“Search for information about brokers and brokerage firms. Search for information about investment adviser firms and representatives. Obtain online background reports, if available. Link to additional resources such as educational tools for investors.”

Mr. Banks emphasized the importance of keeping accurate broker records as “an important part of the public’s trust in the brokerage industry.” As with other missteps in life, one can see where expungement may be appropriate, but with the case in the article the broker’s regulatory file included 41 customer complaints and a job termination. It’s difficult to paint that as a misstep.

Floating in Stormy Seas: Resources for Aging Loved Ones

If you are afloat in the often confusing or stressful waters of helping or managing aging parents and loved ones, then there are a few resources that may help calm the stormy seas:

1. Helen Hempel, a former Oregon elder law attorney, has co-authored Life: The Next Phase – Navigating the Issues of Caring for Aging Parents or Loved Ones.

“It provides you with practical roadmaps that guide you through four of the situations they are likely to face: needing part-time assistance, needing full-time assistance, handling a crisis, and preparing for what might happen in the future. This book gives you best practices and tools so that you can help your parent or loved one live the highest quality of life for their situation. And it will help you care for them without losing yourself in the process.”

2. Kevin Burke, a professional guardian with offices in Oregon and Washington, wrote: Guardian: The Art of Restoring Lives.

“Guardian is without a doubt the most optimistic book about elder financial abuse ever written. The stories here all show some the most vulnerable people in the country facing completely dire circumstances and triumphing. None of this is unusual. Physical, emotional and spiritual revival are available to victimized elders. All of us who know and care for elders can make this happen. And even better is knowing how to prevent elders from becoming victims in the first place.”

Elder Justice Initiative

The United States Department of Justice just launched the Elder Justice Initiative.  Enter your zip code and it provides nationwide resources for victims of elder abuse and financial exploitation, their families, and practitioners who serve them.

The goal is not only to provide a central location for contact information, but also to facilitate further research.

“Research on elder abuse is expanding our knowledge about its causes, risk factors, outcomes and interventions. Research has shown, for example, that:

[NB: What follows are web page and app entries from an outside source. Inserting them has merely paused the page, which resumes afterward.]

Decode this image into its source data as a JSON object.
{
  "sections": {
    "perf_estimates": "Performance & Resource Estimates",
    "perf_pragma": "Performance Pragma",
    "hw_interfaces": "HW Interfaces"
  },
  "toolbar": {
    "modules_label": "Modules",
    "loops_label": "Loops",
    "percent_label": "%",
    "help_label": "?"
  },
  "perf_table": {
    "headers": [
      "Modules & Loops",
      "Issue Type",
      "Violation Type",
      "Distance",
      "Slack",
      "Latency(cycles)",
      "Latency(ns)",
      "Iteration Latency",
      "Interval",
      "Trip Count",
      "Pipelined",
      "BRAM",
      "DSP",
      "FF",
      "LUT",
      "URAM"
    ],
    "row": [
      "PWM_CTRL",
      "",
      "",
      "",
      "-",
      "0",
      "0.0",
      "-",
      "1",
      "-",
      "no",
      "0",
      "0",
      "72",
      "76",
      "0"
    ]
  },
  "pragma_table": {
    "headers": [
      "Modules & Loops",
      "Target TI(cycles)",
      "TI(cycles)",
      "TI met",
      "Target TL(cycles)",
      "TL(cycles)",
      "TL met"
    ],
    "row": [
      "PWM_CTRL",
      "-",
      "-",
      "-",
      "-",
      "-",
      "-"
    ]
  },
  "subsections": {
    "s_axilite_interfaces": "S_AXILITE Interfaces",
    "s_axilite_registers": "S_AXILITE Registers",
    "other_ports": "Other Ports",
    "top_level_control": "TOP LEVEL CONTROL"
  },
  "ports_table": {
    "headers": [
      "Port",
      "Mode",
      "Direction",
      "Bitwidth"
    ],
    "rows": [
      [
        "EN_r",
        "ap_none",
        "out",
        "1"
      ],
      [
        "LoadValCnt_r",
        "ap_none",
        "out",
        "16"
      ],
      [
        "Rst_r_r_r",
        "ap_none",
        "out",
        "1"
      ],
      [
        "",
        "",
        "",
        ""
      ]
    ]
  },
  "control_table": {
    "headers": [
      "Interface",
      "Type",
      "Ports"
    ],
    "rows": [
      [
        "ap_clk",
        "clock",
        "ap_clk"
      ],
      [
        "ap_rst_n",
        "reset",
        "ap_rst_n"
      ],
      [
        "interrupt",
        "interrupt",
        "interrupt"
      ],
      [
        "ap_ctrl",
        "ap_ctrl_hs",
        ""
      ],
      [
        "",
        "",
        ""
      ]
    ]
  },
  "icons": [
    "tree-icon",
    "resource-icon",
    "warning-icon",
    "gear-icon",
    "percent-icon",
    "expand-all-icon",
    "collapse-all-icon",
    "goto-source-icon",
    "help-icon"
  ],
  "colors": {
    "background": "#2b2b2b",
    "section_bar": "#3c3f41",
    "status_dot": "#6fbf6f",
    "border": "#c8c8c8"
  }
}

• Approximately one in ten seniors over the age of 60 is abused each year.

• Of those seniors abused, the majority are older women who live in the community rather than in nursing homes or other senior living facilities.

• Elder abuse is grossly underreported, with about 1 of every 23 cases of elder abuse being reported to appropriate protective services.

• Cognitive decline, even mild cognitive incapacity, is a pronounced risk factor for financial capability and therefore a risk factor for financial exploitation.

• Seniors who have been abused are more likely to be institutionalized in a nursing home or to be hospitalized than those not abused.”